19.2 Common configuration

Before diving into the integration specifics of each supported web framework, let us first take a look at the Spring configuration that not specific to any one web framework. (This section is equally applicable to Spring's own web framework, Spring MVC.)

One of the concepts (for want of a better word) espoused by (Spring's) lightweight application model is that of a layered architecture. Remember that in a 'classic' layered architecture, the web layer is but one of many layers... it serves as one of the entry points into a server side application, and it delegates to service objects (facades) defined in a service layer to satisfy business specific (and presentation-technology agnostic) use cases. In Spring, these service objects, any other business-specific objects, data access objects, etc. exist in a distinct 'business context', which contains no web or presentation layer objects (presentation objects such as Spring MVC controllers are typically configured in a distinct 'presentation context'). This section details how one configures a Spring container (a WebApplicationContext) that contains all of the 'business beans' in one's application.

Onto specifics... all that one need do is to declare a ContextLoaderListener in the standard J2EE servlet web.xml file of one's web application, and add a contextConfigLocation <context-param/> section (in the same file) that defines which set of Spring XML cpnfiguration files to load.

Find below the <listener/> configuration:


Listeners were added to the Servlet API in version 2.3; listener startup order was finally clarified in Servlet 2.4. If you have a Servlet 2.3 container, you can use the ContextLoaderServlet to achieve the same functionality in a 100% portable fashion (with respect to startup order).

Find below the <context-param/> configuration:


If you don't specify the contextConfigLocation context parameter, the ContextLoaderListener will look for a file called /WEB-INF/applicationContext.xml to load. Once the context files are loaded, Spring creates a WebApplicationContext object based on the bean definitions and stores it in the ServletContext of one's web application.

All Java web frameworks are built on top of the Servlet API, and so one can use the following code snippet to get access to this 'business context' ApplicationContext created by the ContextLoaderListener.

WebApplicationContext ctx = WebApplicationContextUtils.getWebApplicationContext(servletContext);

The WebApplicationContextUtils class is for convenience, so you don't have to remember the name of the ServletContext attribute. Its getWebApplicationContext() method will return null if an object doesn't exist under the WebApplicationContext.ROOT_WEB_APPLICATION_CONTEXT_ATTRIBUTE key. Rather than risk getting NullPointerExceptions in your application, it's better to use the getRequiredWebApplicationContext() method. This method throws an exception when the ApplicationContext is missing.

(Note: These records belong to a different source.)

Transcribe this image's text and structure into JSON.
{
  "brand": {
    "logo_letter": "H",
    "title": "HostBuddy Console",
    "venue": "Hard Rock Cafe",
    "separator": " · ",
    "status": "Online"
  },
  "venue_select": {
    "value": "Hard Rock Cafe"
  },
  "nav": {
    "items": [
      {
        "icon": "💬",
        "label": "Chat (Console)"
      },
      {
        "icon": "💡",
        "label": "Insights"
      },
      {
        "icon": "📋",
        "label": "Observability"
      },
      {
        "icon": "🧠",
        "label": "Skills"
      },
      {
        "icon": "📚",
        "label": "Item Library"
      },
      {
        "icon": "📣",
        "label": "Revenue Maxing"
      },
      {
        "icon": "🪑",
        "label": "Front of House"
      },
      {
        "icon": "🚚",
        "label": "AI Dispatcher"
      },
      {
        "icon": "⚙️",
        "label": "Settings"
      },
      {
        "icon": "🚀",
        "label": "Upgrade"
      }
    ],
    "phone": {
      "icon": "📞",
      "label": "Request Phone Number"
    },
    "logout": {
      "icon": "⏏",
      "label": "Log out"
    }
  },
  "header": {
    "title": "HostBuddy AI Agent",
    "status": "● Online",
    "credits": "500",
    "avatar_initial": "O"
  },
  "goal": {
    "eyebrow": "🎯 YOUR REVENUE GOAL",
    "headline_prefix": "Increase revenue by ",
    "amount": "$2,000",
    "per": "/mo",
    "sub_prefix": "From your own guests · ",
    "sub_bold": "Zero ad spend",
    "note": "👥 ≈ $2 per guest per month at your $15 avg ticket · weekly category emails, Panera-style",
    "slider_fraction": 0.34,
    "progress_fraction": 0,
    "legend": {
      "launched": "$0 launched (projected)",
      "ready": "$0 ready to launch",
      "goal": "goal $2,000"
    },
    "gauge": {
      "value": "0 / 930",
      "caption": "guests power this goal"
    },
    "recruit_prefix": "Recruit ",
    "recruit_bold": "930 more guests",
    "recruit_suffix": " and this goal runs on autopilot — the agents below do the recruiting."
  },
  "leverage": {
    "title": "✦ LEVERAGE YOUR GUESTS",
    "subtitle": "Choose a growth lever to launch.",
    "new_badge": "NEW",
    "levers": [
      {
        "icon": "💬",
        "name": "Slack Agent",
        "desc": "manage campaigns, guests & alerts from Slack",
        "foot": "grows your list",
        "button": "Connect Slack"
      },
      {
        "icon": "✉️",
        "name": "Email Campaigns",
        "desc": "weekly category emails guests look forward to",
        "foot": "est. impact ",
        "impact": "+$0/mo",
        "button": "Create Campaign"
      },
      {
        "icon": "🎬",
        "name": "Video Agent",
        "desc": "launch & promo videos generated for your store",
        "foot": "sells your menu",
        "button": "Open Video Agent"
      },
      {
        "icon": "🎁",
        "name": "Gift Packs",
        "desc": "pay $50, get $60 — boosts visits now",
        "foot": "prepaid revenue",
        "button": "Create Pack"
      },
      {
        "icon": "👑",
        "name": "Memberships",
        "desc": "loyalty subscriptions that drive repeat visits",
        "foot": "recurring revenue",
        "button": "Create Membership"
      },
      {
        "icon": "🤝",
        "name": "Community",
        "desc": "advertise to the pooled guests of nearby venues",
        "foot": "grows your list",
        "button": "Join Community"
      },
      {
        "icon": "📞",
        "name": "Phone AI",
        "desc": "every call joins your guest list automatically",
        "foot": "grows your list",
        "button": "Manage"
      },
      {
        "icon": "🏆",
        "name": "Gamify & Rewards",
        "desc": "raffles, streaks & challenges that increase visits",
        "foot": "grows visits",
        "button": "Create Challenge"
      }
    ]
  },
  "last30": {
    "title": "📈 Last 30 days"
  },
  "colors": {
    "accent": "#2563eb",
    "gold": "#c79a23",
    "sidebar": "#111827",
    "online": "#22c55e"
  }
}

Once you have a reference to the WebApplicationContext, you can retrieve beans by their name or type. Most developers retrieve beans by name, then cast them to one of their implemented interfaces.

Fortunately, most of the frameworks in this section have simpler ways of looking up beans. Not only do they make it easy to get beans from a Spring container, but they also allow you to use dependency injection on their controllers. Each web framework section has more detail on its specific integration strategies.